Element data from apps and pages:
______________________________
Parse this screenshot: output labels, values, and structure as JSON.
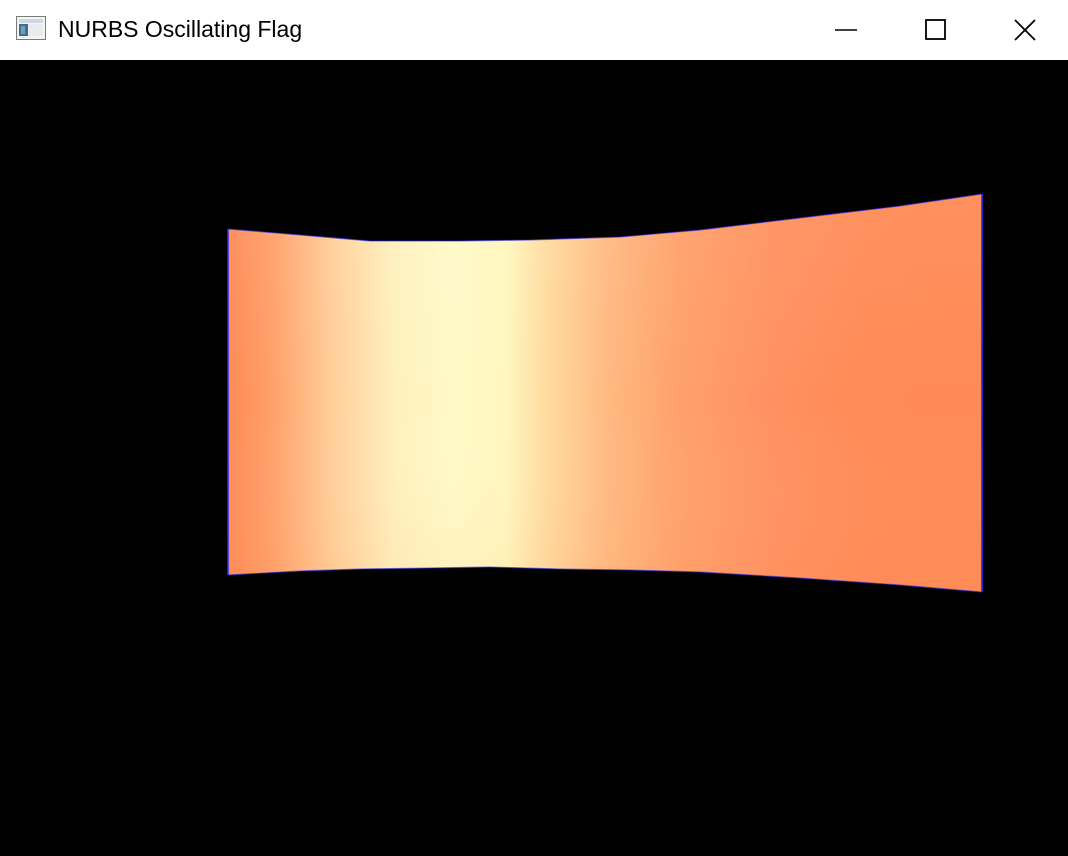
{
  "window": {
    "title": "NURBS Oscillating Flag",
    "icon": "application-window-icon",
    "controls": {
      "minimize_icon": "minimize-icon",
      "maximize_icon": "maximize-icon",
      "close_icon": "close-icon"
    }
  },
  "scene": {
    "background_color": "#000000",
    "surface": "nurbs-flag-surface",
    "edge_color": "#2a2aff",
    "shading_colors": {
      "edge_orange": "#ff8a55",
      "highlight_yellow": "#fffac8",
      "mid_peach": "#ffb27a"
    }
  }
}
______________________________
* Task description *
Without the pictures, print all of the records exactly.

* Solution to this task *
Parse this screenshot: output labels, values, and structure as JSON.
{
  "window": {
    "title": "NURBS Oscillating Flag",
    "icon": "application-window-icon",
    "controls": {
      "minimize_icon": "minimize-icon",
      "maximize_icon": "maximize-icon",
      "close_icon": "close-icon"
    }
  },
  "scene": {
    "background_color": "#000000",
    "surface": "nurbs-flag-surface",
    "edge_color": "#2a2aff",
    "shading_colors": {
      "edge_orange": "#ff8a55",
      "highlight_yellow": "#fffac8",
      "mid_peach": "#ffb27a"
    }
  }
}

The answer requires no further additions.